THE foundations of criminal justice – the right to remain silent and the presumption of innocence – are under threat in NSW from proposed new laws, legal experts have warned.
The O’Farrell government said yesterday it would water down the right to remain silent in response to bikie gang violence.
”For too long it has been too easy for criminals to hide behind rights to silence,” the Premier, Barry O’Farrell, said. ”We are going to amend the law to allow juries and judges to take an adverse inference from an accused person who refuses to divulge facts to police but then later produces so-called evidence in order to provide an excuse.”
Under laws to be introduced in October, people will be warned they may risk harming their defence in court if they remain silent under police questioning.
Police will say: ”You are not obliged to say or do anything unless you wish to do so. But it may harm your defence if you do not mention when questioned something you later rely on in court.”
Mr O’Farrell said the NSW laws would mirror those introduced in Britain in 1994.
But unlike that system, the NSW government will not provide a duty solicitor in every police station to provide free legal advice.
The president of the Law Society of NSW, Justin Dowd, said he was ”seriously concerned” about the changes. ”The right to remain silent … is a cornerstone of our justice system,” he said. ”The NSW Law Reform Commission considered this issue in 2000 and recommended against modifying the right to remain silent.”
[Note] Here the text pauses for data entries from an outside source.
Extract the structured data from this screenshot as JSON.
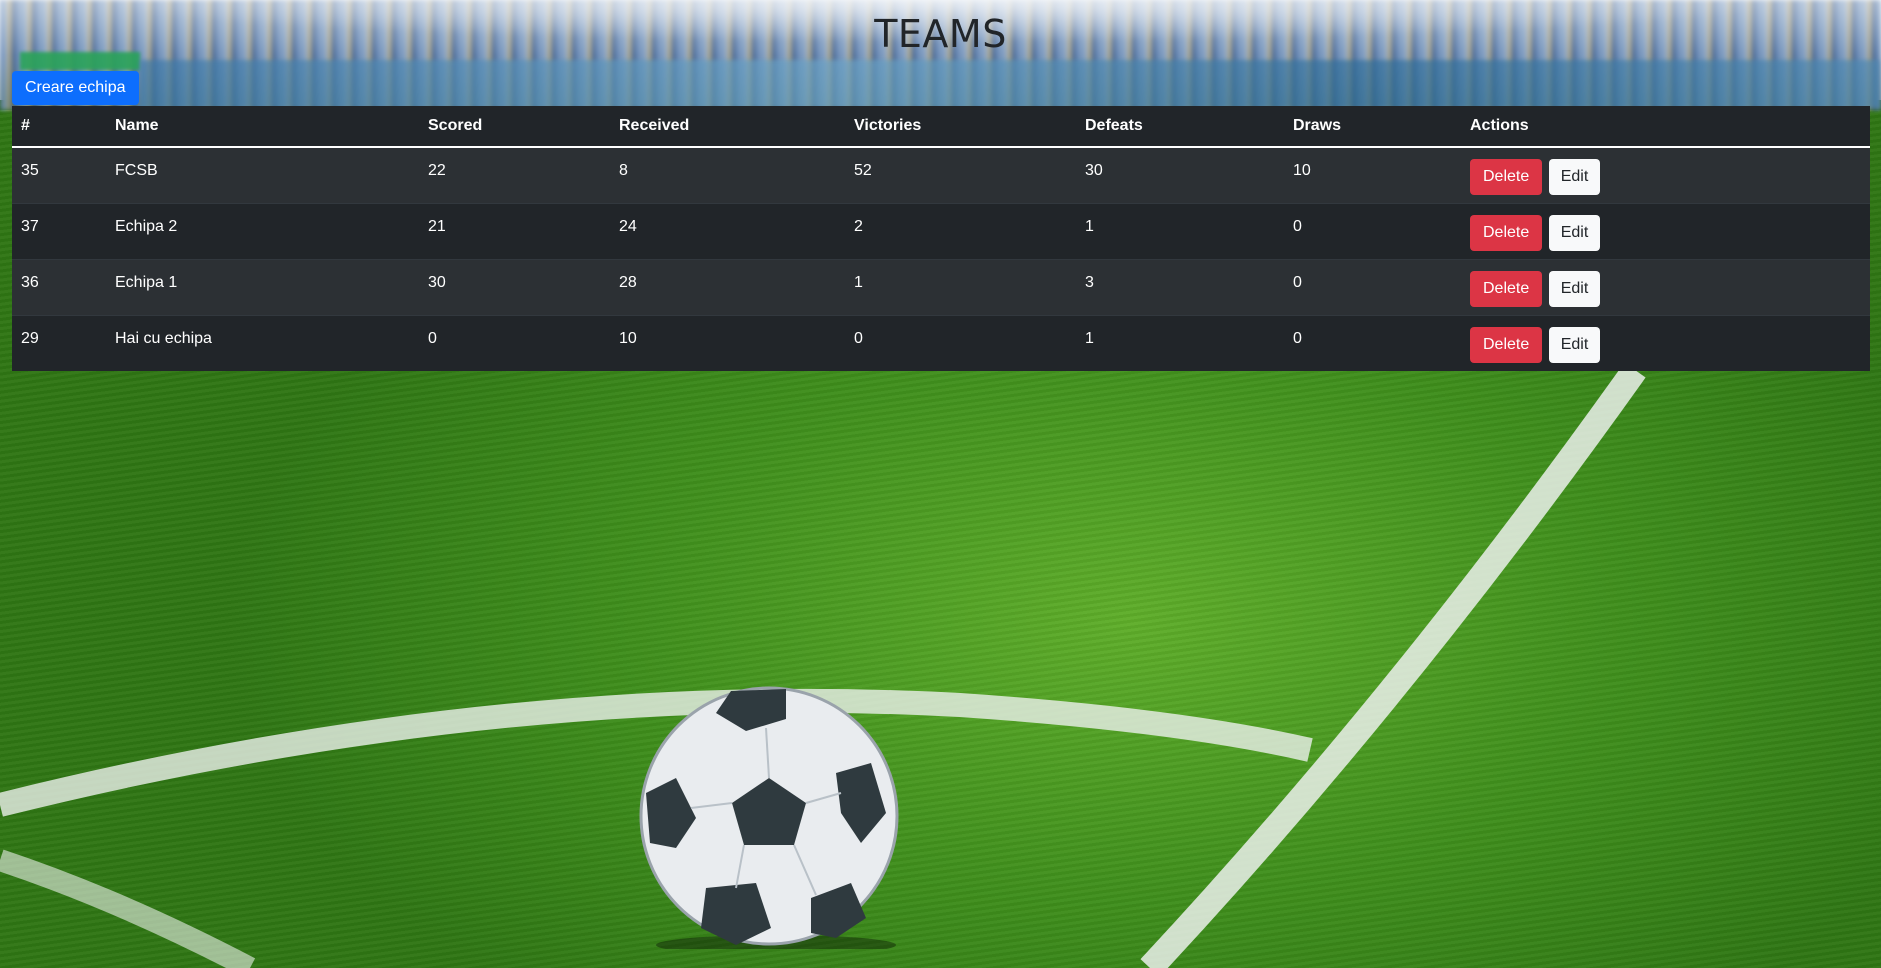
{
  "page": {
    "title": "TEAMS",
    "create_button_label": "Creare echipa"
  },
  "table": {
    "headers": [
      "#",
      "Name",
      "Scored",
      "Received",
      "Victories",
      "Defeats",
      "Draws",
      "Actions"
    ],
    "rows": [
      {
        "id": "35",
        "name": "FCSB",
        "scored": "22",
        "received": "8",
        "victories": "52",
        "defeats": "30",
        "draws": "10"
      },
      {
        "id": "37",
        "name": "Echipa 2",
        "scored": "21",
        "received": "24",
        "victories": "2",
        "defeats": "1",
        "draws": "0"
      },
      {
        "id": "36",
        "name": "Echipa 1",
        "scored": "30",
        "received": "28",
        "victories": "1",
        "defeats": "3",
        "draws": "0"
      },
      {
        "id": "29",
        "name": "Hai cu echipa",
        "scored": "0",
        "received": "10",
        "victories": "0",
        "defeats": "1",
        "draws": "0"
      }
    ],
    "delete_label": "Delete",
    "edit_label": "Edit"
  },
  "colors": {
    "primary": "#0d6efd",
    "danger": "#dc3545",
    "light": "#f8f9fa",
    "table_dark": "#212529",
    "table_stripe": "#2c3034"
  },
  "background": {
    "icon": "stadium-pitch-soccer-ball"
  }
}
The vice-president of the Bar Association, Phillip Boulten, said the changes were ”a back-door way of changing the onus and standard of proof which has for centuries been on the Crown to prove its case beyond reasonable doubt”.
The Attorney-General, Greg Smith, said while the right to silence was an important legal principle, it was easily exploited.
He said it would be up to juries to determine whether or not someone was lying during police questioning if they later revealed new evidence in the witness box.
”Juries are smart enough to be able to apply commonsense if it’s clear someone has been wrongly accused of a crime,” he said.
The NSW Police Commissioner, Andrew Scipione, and the Police Minister, Mike Gallacher, said they welcomed the change because the right to silence could impede police investigations.
The Police Association of NSW described the change as a ”win for commonsense”.
Its president, Scott Weber, said: ”The changes will help make sure that criminals face the punishment they deserve and are not let off simply because they refuse to talk.”
But the secretary for the NSW Council for Civil Liberties, Stephen Blanks, said the right to remain silent and privilege against self-incrimination were globally recognised as being at the heart of fair procedure. ”The UK has human rights safeguards which are not part of the law in NSW or Australia,” he said.
The Greens MP David Shoebridge said the government was ”trashing” the right to silence ”to get a headline”.
Mr Shoebridge said the right to silence ”protects individuals from the heavy-handed use of police powers”.